> WHAT YOU HAVE TO DO
All lines of the entries with "this" in them must be listed.
Segment Start: AVAILABLE DATA
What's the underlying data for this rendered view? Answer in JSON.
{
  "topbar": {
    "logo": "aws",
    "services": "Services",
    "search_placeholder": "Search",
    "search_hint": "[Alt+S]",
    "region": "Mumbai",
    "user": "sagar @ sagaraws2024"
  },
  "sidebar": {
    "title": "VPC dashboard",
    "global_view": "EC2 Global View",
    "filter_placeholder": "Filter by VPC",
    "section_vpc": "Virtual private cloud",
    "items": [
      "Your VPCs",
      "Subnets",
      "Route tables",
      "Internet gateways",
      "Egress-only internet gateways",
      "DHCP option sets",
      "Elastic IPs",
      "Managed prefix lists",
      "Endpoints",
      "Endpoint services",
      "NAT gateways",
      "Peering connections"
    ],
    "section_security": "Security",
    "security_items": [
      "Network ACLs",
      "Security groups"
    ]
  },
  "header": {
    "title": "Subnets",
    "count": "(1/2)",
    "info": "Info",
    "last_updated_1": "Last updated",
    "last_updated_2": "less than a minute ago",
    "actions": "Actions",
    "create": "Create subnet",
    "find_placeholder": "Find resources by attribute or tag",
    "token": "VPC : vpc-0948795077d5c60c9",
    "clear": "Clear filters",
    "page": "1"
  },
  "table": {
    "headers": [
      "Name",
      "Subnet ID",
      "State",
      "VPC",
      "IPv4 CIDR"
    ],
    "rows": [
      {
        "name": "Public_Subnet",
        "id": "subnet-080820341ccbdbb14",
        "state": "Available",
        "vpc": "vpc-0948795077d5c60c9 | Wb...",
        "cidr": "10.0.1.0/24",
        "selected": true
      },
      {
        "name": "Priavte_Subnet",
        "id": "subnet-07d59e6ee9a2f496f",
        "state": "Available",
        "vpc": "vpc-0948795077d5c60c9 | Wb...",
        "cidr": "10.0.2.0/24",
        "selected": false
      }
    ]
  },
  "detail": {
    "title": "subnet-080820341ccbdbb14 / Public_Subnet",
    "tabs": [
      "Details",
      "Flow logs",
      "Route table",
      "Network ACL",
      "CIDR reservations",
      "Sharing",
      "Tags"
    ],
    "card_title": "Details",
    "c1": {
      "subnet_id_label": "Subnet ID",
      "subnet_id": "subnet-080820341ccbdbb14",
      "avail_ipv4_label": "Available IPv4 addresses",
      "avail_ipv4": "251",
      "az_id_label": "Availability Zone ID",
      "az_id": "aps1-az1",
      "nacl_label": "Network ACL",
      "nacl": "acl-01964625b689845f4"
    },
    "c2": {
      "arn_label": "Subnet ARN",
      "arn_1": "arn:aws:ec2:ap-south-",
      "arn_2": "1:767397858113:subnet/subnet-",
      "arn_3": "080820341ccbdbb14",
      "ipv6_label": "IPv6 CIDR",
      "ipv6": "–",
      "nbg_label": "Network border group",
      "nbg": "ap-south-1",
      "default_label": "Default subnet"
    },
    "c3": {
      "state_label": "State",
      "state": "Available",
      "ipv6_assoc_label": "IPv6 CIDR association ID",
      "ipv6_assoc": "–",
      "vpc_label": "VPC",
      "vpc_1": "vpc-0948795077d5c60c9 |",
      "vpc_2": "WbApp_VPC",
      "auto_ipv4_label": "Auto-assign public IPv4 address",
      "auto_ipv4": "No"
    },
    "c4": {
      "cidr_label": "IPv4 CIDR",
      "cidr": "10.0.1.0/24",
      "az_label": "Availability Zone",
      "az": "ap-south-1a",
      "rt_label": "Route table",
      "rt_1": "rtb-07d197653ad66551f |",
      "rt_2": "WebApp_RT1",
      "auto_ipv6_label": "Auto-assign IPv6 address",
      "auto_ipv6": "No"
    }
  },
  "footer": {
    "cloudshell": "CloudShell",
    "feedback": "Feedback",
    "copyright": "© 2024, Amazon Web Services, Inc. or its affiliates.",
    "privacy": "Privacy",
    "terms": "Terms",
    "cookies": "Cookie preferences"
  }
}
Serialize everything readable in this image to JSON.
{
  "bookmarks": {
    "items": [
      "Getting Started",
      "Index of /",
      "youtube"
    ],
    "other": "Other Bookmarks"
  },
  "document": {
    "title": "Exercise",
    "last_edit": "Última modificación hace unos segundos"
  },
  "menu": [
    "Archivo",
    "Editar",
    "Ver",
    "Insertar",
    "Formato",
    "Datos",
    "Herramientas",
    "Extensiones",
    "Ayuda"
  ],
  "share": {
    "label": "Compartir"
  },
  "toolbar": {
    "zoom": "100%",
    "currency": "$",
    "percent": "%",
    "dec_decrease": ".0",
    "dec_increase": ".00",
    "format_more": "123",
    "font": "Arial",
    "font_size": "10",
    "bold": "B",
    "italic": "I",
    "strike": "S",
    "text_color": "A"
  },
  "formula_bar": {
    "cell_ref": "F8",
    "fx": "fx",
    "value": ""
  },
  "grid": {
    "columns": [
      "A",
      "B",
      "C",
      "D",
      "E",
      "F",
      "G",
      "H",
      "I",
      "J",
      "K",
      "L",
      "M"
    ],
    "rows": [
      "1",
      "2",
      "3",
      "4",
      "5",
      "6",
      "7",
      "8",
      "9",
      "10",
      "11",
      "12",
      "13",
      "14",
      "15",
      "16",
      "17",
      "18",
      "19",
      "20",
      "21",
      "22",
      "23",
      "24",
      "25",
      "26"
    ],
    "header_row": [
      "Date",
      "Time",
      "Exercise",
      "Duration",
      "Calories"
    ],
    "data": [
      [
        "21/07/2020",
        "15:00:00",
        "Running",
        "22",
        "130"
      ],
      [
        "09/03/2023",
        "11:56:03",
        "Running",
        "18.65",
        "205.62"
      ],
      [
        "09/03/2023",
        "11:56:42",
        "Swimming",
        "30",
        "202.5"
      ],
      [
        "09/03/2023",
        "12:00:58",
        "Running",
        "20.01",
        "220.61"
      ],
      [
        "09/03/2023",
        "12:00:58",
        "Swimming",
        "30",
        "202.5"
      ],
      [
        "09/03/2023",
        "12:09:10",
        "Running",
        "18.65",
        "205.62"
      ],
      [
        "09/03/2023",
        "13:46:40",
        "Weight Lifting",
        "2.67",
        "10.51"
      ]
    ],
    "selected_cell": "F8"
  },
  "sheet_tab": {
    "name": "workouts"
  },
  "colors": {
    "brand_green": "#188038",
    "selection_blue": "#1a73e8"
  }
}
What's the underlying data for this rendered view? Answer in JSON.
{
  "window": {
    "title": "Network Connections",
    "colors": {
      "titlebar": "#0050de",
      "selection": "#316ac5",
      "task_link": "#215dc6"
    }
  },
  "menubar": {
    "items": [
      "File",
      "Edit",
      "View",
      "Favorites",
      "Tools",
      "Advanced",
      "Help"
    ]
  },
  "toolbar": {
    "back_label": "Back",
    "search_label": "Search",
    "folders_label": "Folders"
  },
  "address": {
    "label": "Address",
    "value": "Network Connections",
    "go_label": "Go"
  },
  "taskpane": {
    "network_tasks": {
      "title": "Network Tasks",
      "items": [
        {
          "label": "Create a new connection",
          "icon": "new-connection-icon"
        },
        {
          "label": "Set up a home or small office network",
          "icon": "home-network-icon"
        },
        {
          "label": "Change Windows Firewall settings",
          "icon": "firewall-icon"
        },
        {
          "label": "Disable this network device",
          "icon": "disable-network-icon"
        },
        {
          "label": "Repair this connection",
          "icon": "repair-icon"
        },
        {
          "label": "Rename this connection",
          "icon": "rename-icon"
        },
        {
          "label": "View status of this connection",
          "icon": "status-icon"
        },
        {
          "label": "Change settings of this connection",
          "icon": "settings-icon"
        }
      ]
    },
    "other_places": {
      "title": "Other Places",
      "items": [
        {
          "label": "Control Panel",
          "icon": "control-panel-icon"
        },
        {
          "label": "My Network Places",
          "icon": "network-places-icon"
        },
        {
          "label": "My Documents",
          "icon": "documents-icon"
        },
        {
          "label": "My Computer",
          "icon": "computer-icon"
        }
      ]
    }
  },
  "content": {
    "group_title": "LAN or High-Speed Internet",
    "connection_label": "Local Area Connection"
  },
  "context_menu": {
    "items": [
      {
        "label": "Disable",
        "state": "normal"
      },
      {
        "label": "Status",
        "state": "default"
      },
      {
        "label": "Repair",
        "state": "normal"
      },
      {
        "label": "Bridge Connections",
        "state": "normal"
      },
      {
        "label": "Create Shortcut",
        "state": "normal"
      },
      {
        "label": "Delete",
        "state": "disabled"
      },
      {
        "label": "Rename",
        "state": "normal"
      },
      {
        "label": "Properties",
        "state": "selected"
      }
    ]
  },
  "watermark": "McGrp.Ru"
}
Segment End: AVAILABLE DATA
> TASK OUTPUT
What's the underlying data for this rendered view? Answer in JSON.
Serialize everything readable in this image to JSON.
What's the underlying data for this rendered view? Answer in JSON.
          "label": "Disable this network device",
          "label": "Repair this connection",
          "label": "Rename this connection",
          "label": "View status of this connection",
          "label": "Change settings of this connection",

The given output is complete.